* _Directions for this task_
Search the listing below, and show each line that includes the word "Fusing".

* _Data under study_

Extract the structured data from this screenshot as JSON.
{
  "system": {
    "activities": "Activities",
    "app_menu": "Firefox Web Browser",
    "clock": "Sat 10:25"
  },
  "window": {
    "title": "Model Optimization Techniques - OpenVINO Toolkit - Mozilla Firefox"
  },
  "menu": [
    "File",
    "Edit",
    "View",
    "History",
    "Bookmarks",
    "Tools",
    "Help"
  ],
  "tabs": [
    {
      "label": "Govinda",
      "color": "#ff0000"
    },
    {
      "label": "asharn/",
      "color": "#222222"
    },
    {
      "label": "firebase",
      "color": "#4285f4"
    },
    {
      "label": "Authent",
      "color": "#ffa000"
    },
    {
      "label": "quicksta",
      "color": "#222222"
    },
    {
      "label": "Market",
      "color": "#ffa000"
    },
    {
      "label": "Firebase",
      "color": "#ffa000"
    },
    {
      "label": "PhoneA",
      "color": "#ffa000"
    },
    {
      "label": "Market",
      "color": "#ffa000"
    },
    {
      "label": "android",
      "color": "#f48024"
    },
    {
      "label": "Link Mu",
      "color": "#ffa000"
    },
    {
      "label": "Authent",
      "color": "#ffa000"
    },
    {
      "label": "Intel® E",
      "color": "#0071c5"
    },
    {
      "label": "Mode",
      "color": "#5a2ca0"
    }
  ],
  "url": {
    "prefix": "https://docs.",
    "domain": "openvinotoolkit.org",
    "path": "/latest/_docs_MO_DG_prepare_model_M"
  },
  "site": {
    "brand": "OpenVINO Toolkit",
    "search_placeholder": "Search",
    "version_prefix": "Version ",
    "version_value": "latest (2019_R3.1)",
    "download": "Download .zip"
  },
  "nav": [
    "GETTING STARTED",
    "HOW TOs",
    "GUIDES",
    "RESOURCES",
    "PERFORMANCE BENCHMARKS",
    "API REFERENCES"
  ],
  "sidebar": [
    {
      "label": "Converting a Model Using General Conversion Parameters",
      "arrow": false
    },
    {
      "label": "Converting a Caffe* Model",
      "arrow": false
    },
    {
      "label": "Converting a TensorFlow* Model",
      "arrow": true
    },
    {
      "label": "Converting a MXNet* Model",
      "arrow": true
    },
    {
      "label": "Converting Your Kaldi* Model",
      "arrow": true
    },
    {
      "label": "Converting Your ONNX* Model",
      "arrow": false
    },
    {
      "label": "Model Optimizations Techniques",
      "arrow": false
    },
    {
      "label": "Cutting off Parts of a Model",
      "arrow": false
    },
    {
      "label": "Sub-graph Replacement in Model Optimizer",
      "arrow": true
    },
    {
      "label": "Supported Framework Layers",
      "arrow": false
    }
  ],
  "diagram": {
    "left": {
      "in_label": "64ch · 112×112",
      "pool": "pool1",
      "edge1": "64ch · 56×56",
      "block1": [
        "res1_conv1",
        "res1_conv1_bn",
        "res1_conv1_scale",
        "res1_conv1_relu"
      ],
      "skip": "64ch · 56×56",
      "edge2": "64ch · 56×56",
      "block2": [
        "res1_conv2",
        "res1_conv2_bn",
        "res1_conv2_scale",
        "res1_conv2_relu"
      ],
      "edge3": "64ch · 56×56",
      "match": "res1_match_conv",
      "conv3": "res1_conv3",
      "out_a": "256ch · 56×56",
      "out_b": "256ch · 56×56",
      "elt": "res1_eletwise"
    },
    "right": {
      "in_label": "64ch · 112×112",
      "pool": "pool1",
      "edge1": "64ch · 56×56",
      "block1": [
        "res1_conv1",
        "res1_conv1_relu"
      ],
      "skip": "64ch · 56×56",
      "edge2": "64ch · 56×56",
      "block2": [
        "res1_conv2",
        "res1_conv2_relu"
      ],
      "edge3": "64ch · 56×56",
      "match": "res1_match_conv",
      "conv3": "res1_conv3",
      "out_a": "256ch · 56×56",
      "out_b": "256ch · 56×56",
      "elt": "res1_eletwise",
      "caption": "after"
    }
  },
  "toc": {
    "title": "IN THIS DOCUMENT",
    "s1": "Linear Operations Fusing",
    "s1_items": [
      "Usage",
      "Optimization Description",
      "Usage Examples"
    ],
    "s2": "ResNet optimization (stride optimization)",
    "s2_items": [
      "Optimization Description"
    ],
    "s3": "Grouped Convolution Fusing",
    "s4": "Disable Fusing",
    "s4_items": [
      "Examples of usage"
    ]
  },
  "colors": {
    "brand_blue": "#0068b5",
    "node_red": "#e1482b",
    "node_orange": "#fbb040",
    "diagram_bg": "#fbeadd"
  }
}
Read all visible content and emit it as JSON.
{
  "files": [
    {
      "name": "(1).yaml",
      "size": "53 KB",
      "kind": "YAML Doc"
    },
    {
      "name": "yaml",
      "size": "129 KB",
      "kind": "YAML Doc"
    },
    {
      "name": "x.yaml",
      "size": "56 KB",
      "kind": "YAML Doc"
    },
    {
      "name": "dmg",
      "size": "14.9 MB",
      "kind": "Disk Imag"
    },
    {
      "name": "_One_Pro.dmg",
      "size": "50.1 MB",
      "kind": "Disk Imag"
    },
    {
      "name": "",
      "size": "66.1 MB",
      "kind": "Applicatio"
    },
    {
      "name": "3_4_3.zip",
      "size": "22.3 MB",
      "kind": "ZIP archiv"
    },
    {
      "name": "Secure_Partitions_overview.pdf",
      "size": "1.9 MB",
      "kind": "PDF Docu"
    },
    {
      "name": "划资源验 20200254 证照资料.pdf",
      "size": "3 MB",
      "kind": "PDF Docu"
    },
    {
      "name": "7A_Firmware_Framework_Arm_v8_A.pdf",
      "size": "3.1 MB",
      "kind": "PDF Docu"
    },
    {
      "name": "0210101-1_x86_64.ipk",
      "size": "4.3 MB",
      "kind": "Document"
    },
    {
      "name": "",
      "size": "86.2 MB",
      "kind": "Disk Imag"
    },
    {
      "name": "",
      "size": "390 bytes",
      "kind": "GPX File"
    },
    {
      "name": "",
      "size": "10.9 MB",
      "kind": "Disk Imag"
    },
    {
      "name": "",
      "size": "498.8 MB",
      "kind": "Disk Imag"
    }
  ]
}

* _Expected answer_
    "s1": "Linear Operations Fusing",
    "s3": "Grouped Convolution Fusing",
    "s4": "Disable Fusing",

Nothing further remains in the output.